bobrown14

Grow Journal of the Month: Dec 2017
Yeah I don't need to use both mushroom compost and ewc but Clackimus Coots formula called for it so I followed
It. Seems he has good reviews. :)

I use compost AND EWC in my mix which is based on Coots recipe. Been running it no till for years with great result. I do not use mushroom compost, well not for containers. I use it outdoors in our raised beds and as top dressing in flower beds. If you want to use mushroom compost you should limit it to 25% of the total volume and be sure it's "aged" and not fresh.

Challenge with mushroom soil is every mushroom house has their own recipe... so buyer beware. I like to use Coast of Main lobster compost which is readily available east of the Mississippi, or Malibu Compose BU's blend for left coasters ... or even better make your own compost.

We do all 3 for container no-til but do not use mushroom soil mainly because I'm not sure what the ingredients are and I used to live in the Mushroom Capitol of the world .. spent many hrs looking at mushroom soil! It's great for gardens for sure.. but for a Coots style mix I want to know everything that's going in so I'm sure I won't have issues.

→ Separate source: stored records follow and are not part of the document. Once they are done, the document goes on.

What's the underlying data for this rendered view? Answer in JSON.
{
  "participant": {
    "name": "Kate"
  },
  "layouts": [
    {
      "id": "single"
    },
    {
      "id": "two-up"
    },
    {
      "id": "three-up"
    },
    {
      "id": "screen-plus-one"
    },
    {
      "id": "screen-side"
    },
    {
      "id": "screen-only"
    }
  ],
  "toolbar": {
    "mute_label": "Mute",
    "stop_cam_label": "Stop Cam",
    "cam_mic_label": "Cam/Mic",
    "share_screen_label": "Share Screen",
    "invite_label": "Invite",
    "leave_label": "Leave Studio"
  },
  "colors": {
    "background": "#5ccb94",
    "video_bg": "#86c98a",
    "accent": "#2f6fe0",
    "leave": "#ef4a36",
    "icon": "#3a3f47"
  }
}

Try it out... sometimes it's pretty hot even tho it may be aged... I get yards delivered of "old" mushroom compost and it's still thermophilic when I start digging in.. steam and all that jazz.. don't want to burn roots of plants with it.

I just mixed up a new batch of soil with the Coots recipe and my local found ingredients. We covered it outside for a few weeks.. I will get a soil test done to see whats what and post it up. Also testing our outdoor garden soil as well (several samples mixed).

Bentonite is a good addition for upping the CEC game... can also do the same thing with Basalt/granite dust... Bentonite is a clay that is made up of ... wait for it... granite dust among other ingredients.

Wet Bentonite and rub it between your fingers... interesting stuff. A little goes a long way.

Clay ... you could get a doctorate studying that stuff .. and rightly so. It's got a lot of uses.

CEC and clay go hand in hand. Likely you can source good clay local.. near a river bank or even your back yard. I use a mix of rock dusts to add to my soil mix. Bentonite can be added but I would use a tbs or 2 for a 7gal container, so not too much. Much less than the amount of Basalt dust I use. It has a tendency to "cake" or stiffen the soil so best a little at a time and mix with soil thoroughly.
 

conradino23

Grow Journal of the Year: 2017 - Grow Journal of the Month: Sept 2017
I'd use one or mix both providing its content won't go over 20% of total volume, which seems to be good threshold for organic matter in soil. If you have more you might have minor issues like micronutrient deficiencies or more bug pressure, but not necessarily. Do one run and then reuse it, 2nd and 3rd run will most likely be better cause cannabis will suck out the excess of potassium and nitrogen, which will balance the soil out.